What you have to do: Determine how many lines in the entries below include "chevron". The reply should be that number and nothing else.

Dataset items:
• • • •
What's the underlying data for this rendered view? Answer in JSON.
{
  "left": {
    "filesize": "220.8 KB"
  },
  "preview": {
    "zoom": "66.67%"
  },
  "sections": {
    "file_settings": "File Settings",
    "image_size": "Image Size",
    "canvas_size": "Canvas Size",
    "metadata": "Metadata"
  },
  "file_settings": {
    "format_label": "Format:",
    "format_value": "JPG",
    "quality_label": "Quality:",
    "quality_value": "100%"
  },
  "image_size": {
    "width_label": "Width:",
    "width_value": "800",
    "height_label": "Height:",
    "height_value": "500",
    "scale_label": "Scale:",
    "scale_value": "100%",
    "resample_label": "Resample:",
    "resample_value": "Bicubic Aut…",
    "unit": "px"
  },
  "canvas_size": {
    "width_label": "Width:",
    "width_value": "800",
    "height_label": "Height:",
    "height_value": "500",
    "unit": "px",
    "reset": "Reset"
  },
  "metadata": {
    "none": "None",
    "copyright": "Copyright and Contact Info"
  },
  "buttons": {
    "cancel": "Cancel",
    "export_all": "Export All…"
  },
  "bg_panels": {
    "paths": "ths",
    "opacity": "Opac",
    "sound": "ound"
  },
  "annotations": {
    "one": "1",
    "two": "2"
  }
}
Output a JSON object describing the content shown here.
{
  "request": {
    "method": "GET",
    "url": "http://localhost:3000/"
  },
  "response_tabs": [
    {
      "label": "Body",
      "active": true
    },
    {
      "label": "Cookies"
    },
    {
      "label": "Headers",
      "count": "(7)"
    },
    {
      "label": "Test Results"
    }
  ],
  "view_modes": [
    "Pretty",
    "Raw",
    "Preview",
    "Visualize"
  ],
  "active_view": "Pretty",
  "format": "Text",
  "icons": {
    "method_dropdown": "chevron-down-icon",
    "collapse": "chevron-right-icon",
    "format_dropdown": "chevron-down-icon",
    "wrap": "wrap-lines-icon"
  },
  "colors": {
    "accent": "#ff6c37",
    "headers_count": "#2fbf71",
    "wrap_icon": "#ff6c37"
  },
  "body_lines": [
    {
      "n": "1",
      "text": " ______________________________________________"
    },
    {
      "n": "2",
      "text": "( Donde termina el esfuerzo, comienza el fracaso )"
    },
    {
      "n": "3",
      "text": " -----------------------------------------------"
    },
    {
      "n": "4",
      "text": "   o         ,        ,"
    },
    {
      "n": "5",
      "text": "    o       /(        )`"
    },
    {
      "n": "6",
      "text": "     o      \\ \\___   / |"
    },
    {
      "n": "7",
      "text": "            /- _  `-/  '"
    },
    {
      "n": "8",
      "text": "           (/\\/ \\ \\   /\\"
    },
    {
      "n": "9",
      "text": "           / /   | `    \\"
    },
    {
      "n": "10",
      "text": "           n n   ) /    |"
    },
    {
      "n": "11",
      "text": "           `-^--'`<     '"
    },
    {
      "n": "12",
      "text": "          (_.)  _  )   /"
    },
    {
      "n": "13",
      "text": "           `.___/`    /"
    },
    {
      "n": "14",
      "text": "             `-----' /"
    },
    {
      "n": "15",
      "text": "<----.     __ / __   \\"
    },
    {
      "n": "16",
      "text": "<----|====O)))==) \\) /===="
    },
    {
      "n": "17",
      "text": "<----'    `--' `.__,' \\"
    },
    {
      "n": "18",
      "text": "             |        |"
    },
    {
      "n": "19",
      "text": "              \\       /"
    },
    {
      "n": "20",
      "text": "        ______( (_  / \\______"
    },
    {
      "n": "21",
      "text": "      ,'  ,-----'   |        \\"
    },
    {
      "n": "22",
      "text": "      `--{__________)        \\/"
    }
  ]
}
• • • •
Result: 3